Work task
Take the entries below and retype them word for word, excluding the images.
Records supplied section start
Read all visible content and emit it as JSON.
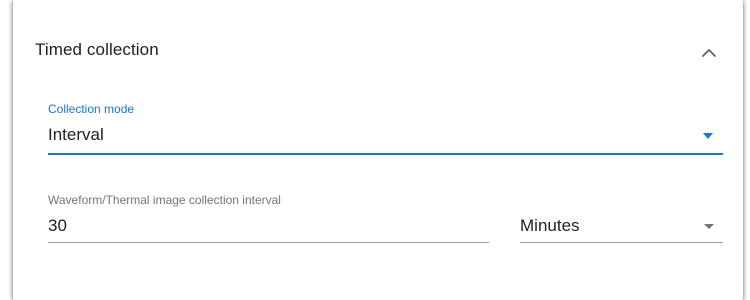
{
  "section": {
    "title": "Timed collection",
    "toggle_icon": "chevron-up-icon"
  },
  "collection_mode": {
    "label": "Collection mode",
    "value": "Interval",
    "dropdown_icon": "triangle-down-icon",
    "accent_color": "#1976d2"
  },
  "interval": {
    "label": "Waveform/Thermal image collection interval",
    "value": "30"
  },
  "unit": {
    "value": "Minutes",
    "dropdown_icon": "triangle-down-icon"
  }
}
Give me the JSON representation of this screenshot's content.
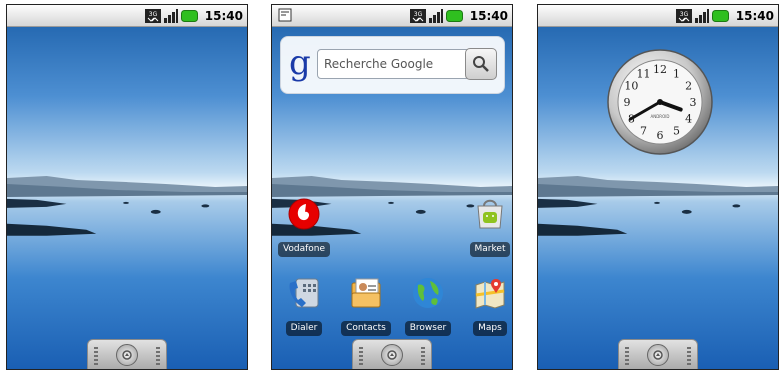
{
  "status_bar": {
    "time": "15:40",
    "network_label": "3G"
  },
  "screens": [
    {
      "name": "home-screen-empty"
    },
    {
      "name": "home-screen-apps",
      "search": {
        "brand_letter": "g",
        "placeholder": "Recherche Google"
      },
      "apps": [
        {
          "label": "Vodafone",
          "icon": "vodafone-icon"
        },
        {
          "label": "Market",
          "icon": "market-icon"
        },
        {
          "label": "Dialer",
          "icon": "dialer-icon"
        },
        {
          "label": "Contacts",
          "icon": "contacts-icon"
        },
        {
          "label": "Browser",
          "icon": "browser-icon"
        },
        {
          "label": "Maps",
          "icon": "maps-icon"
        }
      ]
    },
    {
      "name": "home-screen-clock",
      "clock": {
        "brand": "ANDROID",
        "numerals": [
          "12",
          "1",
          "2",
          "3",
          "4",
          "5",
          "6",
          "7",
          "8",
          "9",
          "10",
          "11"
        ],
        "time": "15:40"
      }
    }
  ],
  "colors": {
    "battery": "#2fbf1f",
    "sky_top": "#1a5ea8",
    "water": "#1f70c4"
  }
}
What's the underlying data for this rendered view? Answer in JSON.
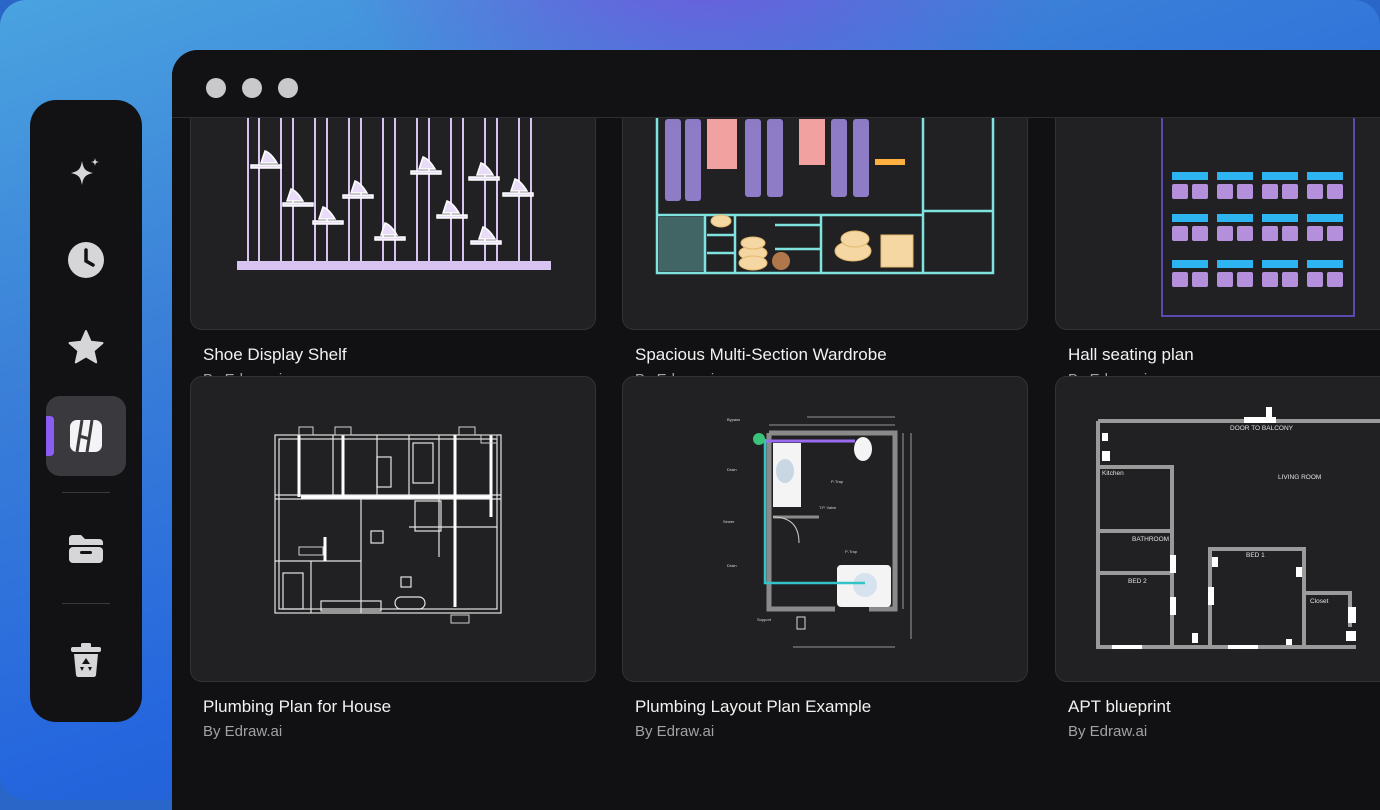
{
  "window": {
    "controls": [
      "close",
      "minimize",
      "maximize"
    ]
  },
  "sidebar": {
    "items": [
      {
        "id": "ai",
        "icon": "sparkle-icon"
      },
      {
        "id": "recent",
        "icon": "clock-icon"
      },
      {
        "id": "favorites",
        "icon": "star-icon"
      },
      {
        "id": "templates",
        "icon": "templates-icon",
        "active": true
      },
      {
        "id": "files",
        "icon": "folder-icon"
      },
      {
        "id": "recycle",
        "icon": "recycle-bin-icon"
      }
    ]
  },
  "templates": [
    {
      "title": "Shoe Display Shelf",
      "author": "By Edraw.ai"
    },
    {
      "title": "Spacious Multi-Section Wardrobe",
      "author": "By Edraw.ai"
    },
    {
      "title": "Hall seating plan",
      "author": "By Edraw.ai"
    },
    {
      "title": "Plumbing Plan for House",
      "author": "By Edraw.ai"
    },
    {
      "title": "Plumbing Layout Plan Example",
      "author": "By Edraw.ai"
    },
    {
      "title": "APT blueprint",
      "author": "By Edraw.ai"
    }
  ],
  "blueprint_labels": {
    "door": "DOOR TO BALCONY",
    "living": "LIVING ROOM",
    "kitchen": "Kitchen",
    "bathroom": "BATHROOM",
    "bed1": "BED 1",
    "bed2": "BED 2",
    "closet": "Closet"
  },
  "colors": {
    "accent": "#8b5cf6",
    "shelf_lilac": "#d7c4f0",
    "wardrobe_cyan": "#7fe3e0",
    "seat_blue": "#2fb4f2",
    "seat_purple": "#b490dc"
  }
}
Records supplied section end
Your response
Read all visible content and emit it as JSON.
{
  "section": {
    "title": "Timed collection",
    "toggle_icon": "chevron-up-icon"
  },
  "collection_mode": {
    "label": "Collection mode",
    "value": "Interval",
    "dropdown_icon": "triangle-down-icon",
    "accent_color": "#1976d2"
  },
  "interval": {
    "label": "Waveform/Thermal image collection interval",
    "value": "30"
  },
  "unit": {
    "value": "Minutes",
    "dropdown_icon": "triangle-down-icon"
  }
}
Give me the JSON representation of this screenshot's content.
{
  "status_bar": {
    "time": "15:40",
    "network_label": "3G"
  },
  "screens": [
    {
      "name": "home-screen-empty"
    },
    {
      "name": "home-screen-apps",
      "search": {
        "brand_letter": "g",
        "placeholder": "Recherche Google"
      },
      "apps": [
        {
          "label": "Vodafone",
          "icon": "vodafone-icon"
        },
        {
          "label": "Market",
          "icon": "market-icon"
        },
        {
          "label": "Dialer",
          "icon": "dialer-icon"
        },
        {
          "label": "Contacts",
          "icon": "contacts-icon"
        },
        {
          "label": "Browser",
          "icon": "browser-icon"
        },
        {
          "label": "Maps",
          "icon": "maps-icon"
        }
      ]
    },
    {
      "name": "home-screen-clock",
      "clock": {
        "brand": "ANDROID",
        "numerals": [
          "12",
          "1",
          "2",
          "3",
          "4",
          "5",
          "6",
          "7",
          "8",
          "9",
          "10",
          "11"
        ],
        "time": "15:40"
      }
    }
  ],
  "colors": {
    "battery": "#2fbf1f",
    "sky_top": "#1a5ea8",
    "water": "#1f70c4"
  }
}
What's the underlying data for this rendered view? Answer in JSON.
{
  "window": {
    "controls": [
      "close",
      "minimize",
      "maximize"
    ]
  },
  "sidebar": {
    "items": [
      {
        "id": "ai",
        "icon": "sparkle-icon"
      },
      {
        "id": "recent",
        "icon": "clock-icon"
      },
      {
        "id": "favorites",
        "icon": "star-icon"
      },
      {
        "id": "templates",
        "icon": "templates-icon",
        "active": true
      },
      {
        "id": "files",
        "icon": "folder-icon"
      },
      {
        "id": "recycle",
        "icon": "recycle-bin-icon"
      }
    ]
  },
  "templates": [
    {
      "title": "Shoe Display Shelf",
      "author": "By Edraw.ai"
    },
    {
      "title": "Spacious Multi-Section Wardrobe",
      "author": "By Edraw.ai"
    },
    {
      "title": "Hall seating plan",
      "author": "By Edraw.ai"
    },
    {
      "title": "Plumbing Plan for House",
      "author": "By Edraw.ai"
    },
    {
      "title": "Plumbing Layout Plan Example",
      "author": "By Edraw.ai"
    },
    {
      "title": "APT blueprint",
      "author": "By Edraw.ai"
    }
  ],
  "blueprint_labels": {
    "door": "DOOR TO BALCONY",
    "living": "LIVING ROOM",
    "kitchen": "Kitchen",
    "bathroom": "BATHROOM",
    "bed1": "BED 1",
    "bed2": "BED 2",
    "closet": "Closet"
  },
  "colors": {
    "accent": "#8b5cf6",
    "shelf_lilac": "#d7c4f0",
    "wardrobe_cyan": "#7fe3e0",
    "seat_blue": "#2fb4f2",
    "seat_purple": "#b490dc"
  }
}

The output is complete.